A breakdown of 2014 statistics can be found the Jamaica Observer article entitled December 2014 deadliest month on Ja's roads in 3 years. Quoting from the aforementioned article "according to the most recent fugures released by the National Road Safety Council (NRCS), the number of fatal crashes and fatalities across the island in 2014 exceeded the number recorded in 2013.The statistics show that from January 1 to December 31 last year there were 299 fatal crashes and 330 fatalities.
The figures are worrying, seeing that 256 road fatalities were recorded in 2012, this was the lowest in over decade. A quick calculation using the 2014 figure, gives a road fatality rate of approximately 12.2 per 100 000 inhabitants. Data on Wikipedia places the world average at 18 per 100 000 inhabitants, this suggests that the fatality rate in Jamaica is lower than the world average. However, the rate in the developed world is below 10 per 100 000 inhabitants.
Research shows that 80 per cent of accidents are caused by human error; namely speeding, drunk driving, non-wearing of seat belts or helmets and improper use of our roads by pedestrians. Individuals often argue that the speed limit our roads are too low. However, anecdotal evidence implies that many Jamaicans ignore them anyway. This is seemingly an unknown danger.
Using an example, a car travelling at 100km/h has 4 times more energy, as per if a car is travelling at 50km/h. In other words, an individual travelling at twice the speed has an exponential chance of being injured or killed, if involved in a collision. Additionally, knowing that many Jamaicans are non-seat belt users, the likelihood of being in an high speed collision is further compounded. Energy cannot be created or destroyed. I say this to state the purpose of a seat belt, and that is to prevent an individual from being thrown from an automobile, or gradually reduce built up energy of an individual in a moving vehicle. In this regards, I will make a list of possible preventative measures.
Significantly reducing road accidents and fatalities requires a multifaceted approach, including but not limited to:
- Public education of individuals, starting from the early childhood level.
- Enforcing existing and future road traffic laws.
- Build out of adequate sidewalks, this should prevent tragedies such as the one close to University Hospital of the West Indies (UHWI).
- Improving vehicle safety.

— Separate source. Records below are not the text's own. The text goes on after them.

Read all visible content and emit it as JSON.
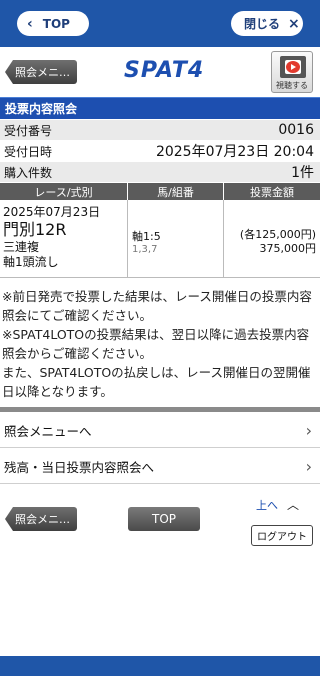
{
  "browser": {
    "top_label": "TOP",
    "top_chevron": "‹",
    "close_label": "閉じる",
    "close_icon": "×"
  },
  "header": {
    "back_label": "照会メニ…",
    "logo": "SPAT4",
    "watch_label": "視聴する"
  },
  "section_title": "投票内容照会",
  "info": [
    {
      "label": "受付番号",
      "value": "0016"
    },
    {
      "label": "受付日時",
      "value": "2025年07月23日 20:04"
    },
    {
      "label": "購入件数",
      "value": "1件"
    }
  ],
  "table": {
    "headers": [
      "レース/式別",
      "馬/組番",
      "投票金額"
    ],
    "date": "2025年07月23日",
    "race": "門別12R",
    "bet_type": "三連複",
    "method": "軸1頭流し",
    "axis": "軸1:5",
    "combo": "1,3,7",
    "amount_each": "(各125,000円)",
    "amount_total": "375,000円"
  },
  "notes": [
    "※前日発売で投票した結果は、レース開催日の投票内容照会にてご確認ください。",
    "※SPAT4LOTOの投票結果は、翌日以降に過去投票内容照会からご確認ください。",
    "また、SPAT4LOTOの払戻しは、レース開催日の翌開催日以降となります。"
  ],
  "menu": [
    {
      "label": "照会メニューへ",
      "arrow": "›"
    },
    {
      "label": "残高・当日投票内容照会へ",
      "arrow": "›"
    }
  ],
  "footer": {
    "back_label": "照会メニ…",
    "top_label": "TOP",
    "up_label": "上へ",
    "up_icon": "︿",
    "logout_label": "ログアウト"
  }
}
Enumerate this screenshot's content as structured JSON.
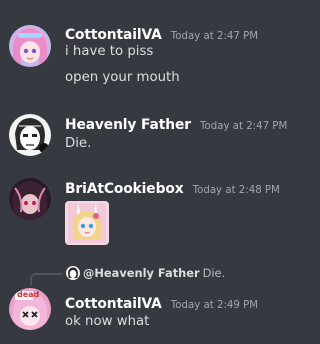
{
  "messages": [
    {
      "author": "CottontailVA",
      "timestamp": "Today at 2:47 PM",
      "avatar_icon": "anime-avatar-pink-hair",
      "lines": [
        "i have to piss",
        "open your mouth"
      ]
    },
    {
      "author": "Heavenly Father",
      "timestamp": "Today at 2:47 PM",
      "avatar_icon": "sketched-face-avatar",
      "lines": [
        "Die."
      ]
    },
    {
      "author": "BriAtCookiebox",
      "timestamp": "Today at 2:48 PM",
      "avatar_icon": "dark-anime-avatar",
      "sticker_icon": "anime-bunny-girl-sticker"
    },
    {
      "reply_to": {
        "mention": "@Heavenly Father",
        "text": "Die."
      },
      "author": "CottontailVA",
      "timestamp": "Today at 2:49 PM",
      "avatar_icon": "dead-anime-avatar",
      "avatar_badge": "dead",
      "lines": [
        "ok now what"
      ]
    }
  ],
  "colors": {
    "background": "#36393f",
    "username": "#ffffff",
    "message_text": "#dcddde",
    "timestamp": "#a3a6aa"
  }
}
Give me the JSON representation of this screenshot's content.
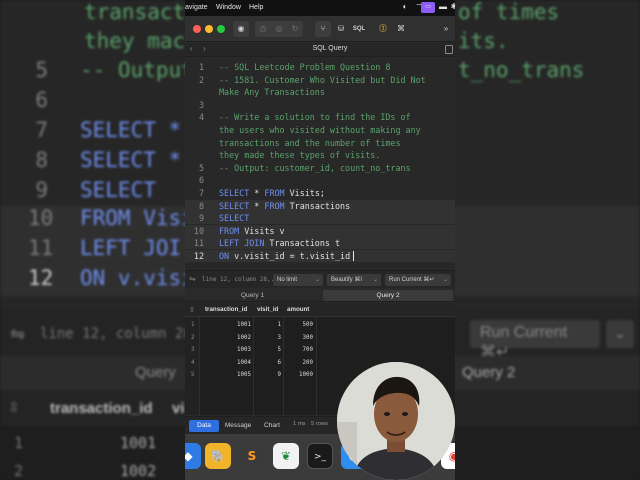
{
  "background": {
    "top_line_1": "transact",
    "top_line_1_right": "of times",
    "top_line_2": "they mac",
    "top_line_2_right": "its.",
    "top_line_3": "-- Output",
    "top_line_3_right": "t_no_trans",
    "code_lines": [
      {
        "num": "5",
        "text": ""
      },
      {
        "num": "6",
        "text": ""
      },
      {
        "num": "7",
        "text": "SELECT *"
      },
      {
        "num": "8",
        "text": "SELECT *"
      },
      {
        "num": "9",
        "text": "SELECT"
      },
      {
        "num": "10",
        "text": "FROM Visi"
      },
      {
        "num": "11",
        "text": "LEFT JOI"
      },
      {
        "num": "12",
        "text": "ON v.visi"
      }
    ],
    "status_text": "line 12, column 28,...",
    "run_label": "Run Current ⌘↵",
    "tab_query_1": "Query",
    "tab_query_2": "Query 2",
    "col_1": "transaction_id",
    "col_2": "vi",
    "rows": [
      {
        "num": "1",
        "val": "1001"
      },
      {
        "num": "2",
        "val": "1002"
      }
    ]
  },
  "menubar": {
    "navigate": "avigate",
    "window": "Window",
    "help": "Help"
  },
  "toolbar": {
    "sql_label": "SQL",
    "tab_title": "SQL Query"
  },
  "editor": {
    "lines": [
      {
        "num": "1",
        "segments": [
          {
            "t": "-- SQL Leetcode Problem Question 8",
            "c": "com"
          }
        ]
      },
      {
        "num": "2",
        "segments": [
          {
            "t": "-- 1581. Customer Who Visited but Did Not",
            "c": "com"
          }
        ]
      },
      {
        "num": "",
        "segments": [
          {
            "t": "Make Any Transactions",
            "c": "com"
          }
        ]
      },
      {
        "num": "3",
        "segments": []
      },
      {
        "num": "4",
        "segments": [
          {
            "t": "-- Write a solution to find the IDs of",
            "c": "com"
          }
        ]
      },
      {
        "num": "",
        "segments": [
          {
            "t": "the users who visited without making any",
            "c": "com"
          }
        ]
      },
      {
        "num": "",
        "segments": [
          {
            "t": "transactions and the number of times",
            "c": "com"
          }
        ]
      },
      {
        "num": "",
        "segments": [
          {
            "t": "they made these types of visits.",
            "c": "com"
          }
        ]
      },
      {
        "num": "5",
        "segments": [
          {
            "t": "-- Output: customer_id, count_no_trans",
            "c": "com"
          }
        ]
      },
      {
        "num": "6",
        "segments": []
      },
      {
        "num": "7",
        "segments": [
          {
            "t": "SELECT",
            "c": "kw"
          },
          {
            "t": " * ",
            "c": "pl"
          },
          {
            "t": "FROM",
            "c": "kw"
          },
          {
            "t": " Visits;",
            "c": "pl"
          }
        ]
      },
      {
        "num": "8",
        "segments": [
          {
            "t": "SELECT",
            "c": "kw"
          },
          {
            "t": " * ",
            "c": "pl"
          },
          {
            "t": "FROM",
            "c": "kw"
          },
          {
            "t": " Transactions",
            "c": "pl"
          }
        ]
      },
      {
        "num": "9",
        "segments": [
          {
            "t": "SELECT",
            "c": "kw"
          }
        ]
      },
      {
        "num": "10",
        "segments": [
          {
            "t": "FROM",
            "c": "kw"
          },
          {
            "t": " Visits v",
            "c": "pl"
          }
        ]
      },
      {
        "num": "11",
        "segments": [
          {
            "t": "LEFT JOIN",
            "c": "kw"
          },
          {
            "t": " Transactions t",
            "c": "pl"
          }
        ]
      },
      {
        "num": "12",
        "segments": [
          {
            "t": "ON",
            "c": "kw"
          },
          {
            "t": " v.visit_id = t.visit_id",
            "c": "pl"
          }
        ]
      }
    ]
  },
  "statusbar": {
    "cursor_position": "line 12, column 28,...",
    "limit_label": "No limit",
    "beautify_label": "Beautify ⌘I",
    "run_label": "Run Current ⌘↵"
  },
  "query_tabs": [
    "Query 1",
    "Query 2"
  ],
  "results": {
    "columns": [
      "transaction_id",
      "visit_id",
      "amount"
    ],
    "rows": [
      {
        "n": "1",
        "transaction_id": "1001",
        "visit_id": "1",
        "amount": "500"
      },
      {
        "n": "2",
        "transaction_id": "1002",
        "visit_id": "3",
        "amount": "300"
      },
      {
        "n": "3",
        "transaction_id": "1003",
        "visit_id": "5",
        "amount": "700"
      },
      {
        "n": "4",
        "transaction_id": "1004",
        "visit_id": "6",
        "amount": "200"
      },
      {
        "n": "5",
        "transaction_id": "1005",
        "visit_id": "9",
        "amount": "1000"
      }
    ]
  },
  "bottombar": {
    "tabs": [
      "Data",
      "Message",
      "Chart"
    ],
    "time": "1 ms",
    "row_count": "5 rows"
  },
  "dock_icons": [
    "app-icon",
    "tableplus-icon",
    "sublime-text-icon",
    "mongodb-compass-icon",
    "terminal-icon",
    "finder-icon",
    "chrome-icon"
  ],
  "colors": {
    "comment": "#5aa26a",
    "keyword": "#6f8ff0",
    "plain": "#e0e0e0",
    "active_tab": "#2f6fe0",
    "menubar_badge": "#8b5cf6"
  }
}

These are tangible steps that should be implemented in the shortest possible, at least the first three steps. Road accidents are unpreventable, attributable to human error and mechanical failure. However, measures should be implemented to reduce violent and fatal road accidents.
Let's hope for sanity on our roads in 2015.
List of countries by traffic related road death rate, Wikipedia
Causes of collisions, Mayo road safety
256 traffic fatalities in 2012, Jamaica Observer